Work item
Only lines containing the word "username" are needed; pull them out of the material.

Available data
● ● ● ●
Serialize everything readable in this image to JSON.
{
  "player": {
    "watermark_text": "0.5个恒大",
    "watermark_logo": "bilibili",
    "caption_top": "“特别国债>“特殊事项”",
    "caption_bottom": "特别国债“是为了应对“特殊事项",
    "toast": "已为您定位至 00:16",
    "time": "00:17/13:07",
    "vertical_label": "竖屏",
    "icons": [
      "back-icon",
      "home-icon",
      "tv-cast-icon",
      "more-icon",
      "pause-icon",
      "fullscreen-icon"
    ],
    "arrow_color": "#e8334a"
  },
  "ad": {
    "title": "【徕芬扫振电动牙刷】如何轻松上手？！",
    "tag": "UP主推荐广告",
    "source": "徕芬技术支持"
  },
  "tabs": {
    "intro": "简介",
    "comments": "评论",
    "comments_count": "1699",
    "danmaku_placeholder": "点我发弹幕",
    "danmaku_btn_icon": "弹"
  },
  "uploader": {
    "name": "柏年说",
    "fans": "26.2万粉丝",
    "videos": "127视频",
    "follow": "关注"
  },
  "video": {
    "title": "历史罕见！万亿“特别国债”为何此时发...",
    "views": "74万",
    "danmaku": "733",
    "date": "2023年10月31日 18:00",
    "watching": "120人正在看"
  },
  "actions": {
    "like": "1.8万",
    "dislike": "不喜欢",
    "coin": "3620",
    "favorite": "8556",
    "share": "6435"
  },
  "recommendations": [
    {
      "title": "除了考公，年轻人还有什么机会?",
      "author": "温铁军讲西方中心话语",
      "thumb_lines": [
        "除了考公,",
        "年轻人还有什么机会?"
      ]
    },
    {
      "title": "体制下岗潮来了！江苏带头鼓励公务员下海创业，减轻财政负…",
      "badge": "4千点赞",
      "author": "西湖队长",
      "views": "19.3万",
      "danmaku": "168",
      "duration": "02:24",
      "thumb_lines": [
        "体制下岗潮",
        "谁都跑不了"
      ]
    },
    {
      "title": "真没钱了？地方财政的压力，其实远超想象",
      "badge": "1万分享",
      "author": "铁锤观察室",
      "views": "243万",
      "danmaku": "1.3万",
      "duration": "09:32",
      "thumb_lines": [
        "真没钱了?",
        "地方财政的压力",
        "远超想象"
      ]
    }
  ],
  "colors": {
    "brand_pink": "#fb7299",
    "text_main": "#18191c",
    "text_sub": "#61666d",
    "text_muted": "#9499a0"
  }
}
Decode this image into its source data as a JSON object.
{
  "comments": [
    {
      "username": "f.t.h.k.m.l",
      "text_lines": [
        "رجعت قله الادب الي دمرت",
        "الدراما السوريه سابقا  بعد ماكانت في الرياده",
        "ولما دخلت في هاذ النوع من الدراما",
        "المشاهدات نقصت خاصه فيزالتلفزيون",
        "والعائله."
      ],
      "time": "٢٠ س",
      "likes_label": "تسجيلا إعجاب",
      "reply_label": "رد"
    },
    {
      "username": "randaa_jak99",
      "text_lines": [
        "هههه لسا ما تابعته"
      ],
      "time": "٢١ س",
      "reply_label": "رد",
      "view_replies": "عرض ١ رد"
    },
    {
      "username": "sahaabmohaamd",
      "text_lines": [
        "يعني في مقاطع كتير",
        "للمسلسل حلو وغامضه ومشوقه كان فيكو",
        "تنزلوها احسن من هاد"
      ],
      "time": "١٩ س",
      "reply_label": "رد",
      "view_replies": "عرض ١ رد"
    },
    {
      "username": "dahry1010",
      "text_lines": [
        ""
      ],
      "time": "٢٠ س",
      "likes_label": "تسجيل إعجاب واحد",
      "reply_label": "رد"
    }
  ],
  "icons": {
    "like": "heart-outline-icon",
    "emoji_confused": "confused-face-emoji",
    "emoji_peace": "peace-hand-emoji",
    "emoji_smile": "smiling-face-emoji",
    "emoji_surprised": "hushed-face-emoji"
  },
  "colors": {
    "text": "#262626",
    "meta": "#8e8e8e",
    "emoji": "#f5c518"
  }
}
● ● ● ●
Expected output
      "username": "f.t.h.k.m.l",
      "username": "randaa_jak99",
      "username": "sahaabmohaamd",
      "username": "dahry1010",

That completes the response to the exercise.